Rice cultivation consumes more than 10 billion cubic meters of water annually, or more than one-sixth of Egypt's share of Nile water, Khaled Ghanem, professor of Organic Farming in Al-Azhar University, told SciDev.Net. And this does not account for the water used for cultivation in unauthorized areas, estimated to be about a third of that used in authorized ones, he explained.
But there could be a solution, in the form of a machine that ploughs fields in a manner that saves about half the amount of water usually used for irrigation, and a quarter of fertilizers used in cultivation. A specially imported unit, which sows rice seedlings mechanically, is mounted on the machine.
The machine’s Egyptian inventor, Mohamed El-Sayyed El-Hagarey, a researcher at the Desert Research Center in Cairo, was granted the prestigious WatSave Award for Young Professionals from the International Commission on Irrigation and Drainage (ICID) during the Second World Irrigation Forum held in Thailand in mid-November.
In an interview with SciDev.Net, El-Hagarey explained his motivation for inventing the machine. He said that during cultivation, rice requires complete submersion in a layer of water 10-15 cm above the soil surface, which demands huge amounts of water and fertilizers.
He designed the soil and water management machine to tackle this. The machine makes ‛V’ shaped lines into the soil, at a depth and width of 20cm, and sows rice seedlings automatically. This operation maintains the water level necessary for rice to grow in the V-shaped troughs, which is less than the water used in conventional agriculture that requires the entire plot of land to be completely submerged.
The machine was tested in a field in Kafr el-Sheikh governorate, which is known for rice crop cultivation in Egypt, with good results. It reduced the amount of water used by half, and “the crop yield increased by 4.6 per cent,” Al-Hagary said.
Atef Sweilem, water management and irrigation expert at the International Center for Agricultural Research in the Dry Areas, (ICARDA), praised the machine, but added that “saving water and fertilizers would not tempt small farmers to buy it, as the increase in the yield was not huge”. He pointed out that the rice agricultural plots owned by most farmers do not exceed half an acre.

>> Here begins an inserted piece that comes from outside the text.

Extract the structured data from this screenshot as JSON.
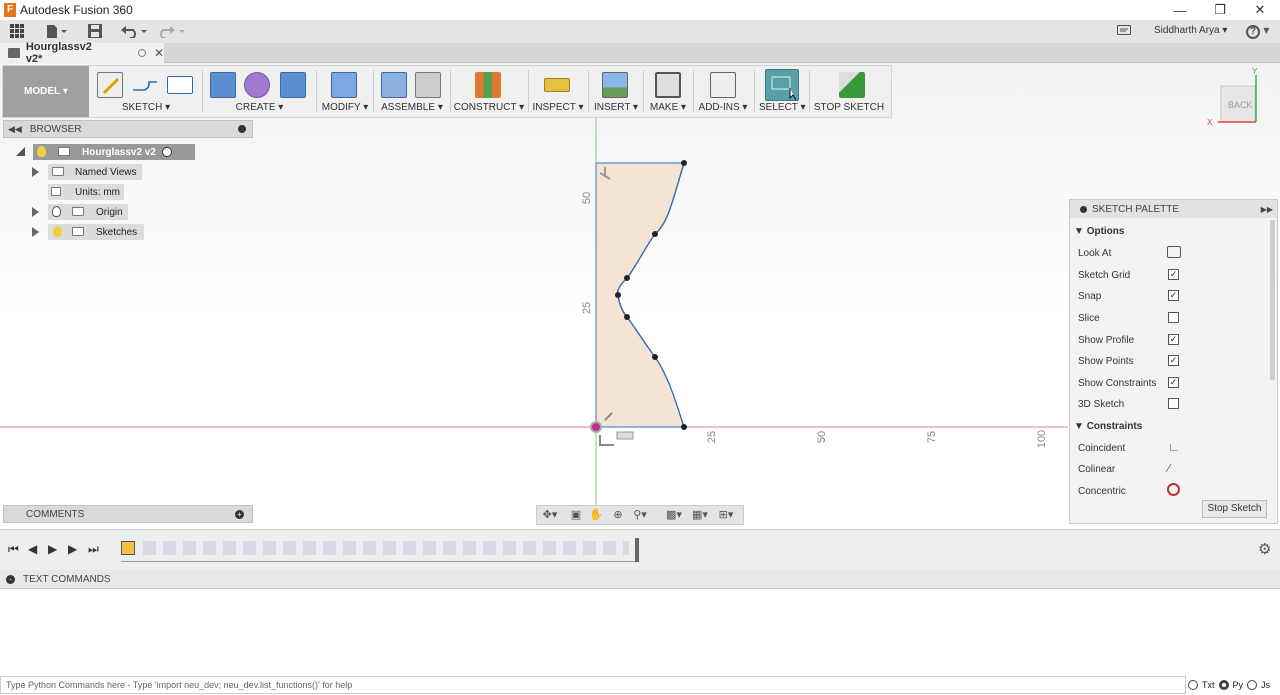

“This machine will save a lot of irrigation water in Egypt each year, which will help the country face these challenges and direct the water saved towards cultivating other crops.”
Khaled Ghanem, Al-Azhar University
“Saving water and fertilizers does not mean much for farmers, who get water for free and fertilizers subsidized by the state,” Sweilem explained.
Therefore, he believes that Egypt’s ministries of Agriculture and Water Resources and Irrigation should play an important role in supporting farmers financially and with training in using the machine.
Al-Hagary said the machine costs about US$5000, but needs further development before it is ready for commercial production.
He intends to re-submit a proposal to the Academy of Scientific Research and Technology in Egypt, hoping it would support further development of the innovation. An earlier proposal made in 2014 went unanswered, and he had to design it at his own expense.
Ghanem believes that “Egypt needs to use this machine widely range for several reasons,” the most important of which is the implications of Ethiopia’s Renaissance Dam on Egypt's share of water. He also referred to the effects of climate change including drought, desertification, and an increase in evaporation rates, as well as the water wasted along the Nile. “This machine will save a lot of irrigation water in Egypt each year, which will help the country face these challenges and direct the water saved towards cultivating other crops,” Ghanem said.
He added: “The concerned ministries might not pay attention to this innovation. The solution is to establish major companies to market similar innovations that can be funded by low-priced stocks, making them available to a larger number of consumers.”
This piece was produced by SciDev.Net’s Middle East and North Africa desk.